Paw Print Genetics announces publication of their investigation of genetic diseases in a rare dog breed known as the Drentsche patrijshond (Drent) or Dutch partridge dog. In collaboration with the Drentsche Patrijshond Club of North America, the Spokane-based company studied 13 Drents for 142 different mutations known to occur in domestic dogs. In this study, two mutations were identified: three dogs were carriers for hyperuricosuria, a condition that can cause bladder stone formation and four dogs were carriers for von Willebrand disease, type 1. In addition, three dogs were found to be at-risk for von Willebrand disease, and may have mild to moderate signs of disease including easy bruising, nose bleeds or bleeding after losing their juvenile teeth, and prolonged bleeding after surgery or trauma.
The study, published in the current issue of the journal Veterinary Record Case Reports, highlights the need to identify genetic risk factors for rare breeds.
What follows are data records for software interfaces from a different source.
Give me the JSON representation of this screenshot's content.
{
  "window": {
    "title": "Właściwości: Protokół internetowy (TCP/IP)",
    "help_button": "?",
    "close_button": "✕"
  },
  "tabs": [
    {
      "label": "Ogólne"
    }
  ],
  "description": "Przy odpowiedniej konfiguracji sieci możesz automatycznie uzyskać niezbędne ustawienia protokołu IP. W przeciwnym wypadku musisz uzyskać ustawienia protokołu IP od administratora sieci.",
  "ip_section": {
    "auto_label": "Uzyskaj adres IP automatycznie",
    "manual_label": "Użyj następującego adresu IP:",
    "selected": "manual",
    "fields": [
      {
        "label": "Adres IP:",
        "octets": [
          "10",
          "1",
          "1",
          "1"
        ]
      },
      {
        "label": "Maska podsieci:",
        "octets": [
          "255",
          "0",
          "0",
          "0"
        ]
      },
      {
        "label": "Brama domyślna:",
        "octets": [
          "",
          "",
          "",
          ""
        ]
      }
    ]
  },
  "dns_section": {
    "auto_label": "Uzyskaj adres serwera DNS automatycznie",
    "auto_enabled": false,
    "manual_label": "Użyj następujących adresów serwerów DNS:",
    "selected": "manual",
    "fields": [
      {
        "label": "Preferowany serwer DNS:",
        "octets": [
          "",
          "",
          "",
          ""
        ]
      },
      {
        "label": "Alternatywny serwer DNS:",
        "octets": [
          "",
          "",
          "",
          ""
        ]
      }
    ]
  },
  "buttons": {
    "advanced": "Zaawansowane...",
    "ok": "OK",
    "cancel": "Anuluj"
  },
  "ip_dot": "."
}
Common breeds, such as Labrador retrievers, have many disorders known to occur because popular breeds are investigated more frequently. “Because all breeds are susceptible to genetic disease, rare breeds, such as the Drents, have fewer numbers of available breeding dogs and are therefore more susceptible to inherited conditions simply because of population constraints”, said Lisa G Shaffer, PhD, CEO of Paw Print Genetics and the lead scientist on the study.
“Identifying breed-specific genetic risks is crucial for avoiding these conditions in future generations of our breed”, said Brian O’Connor, President of the Drentsche Patrijshond Club of North America, “we can now use this information in our breeding practices to produce healthier dogs in the future.”
For questions about the study or to learn about the genetics of your dog, please contact Paw Print Genetics at https://www.pawprintgenetics.com/ or 509-483-5950.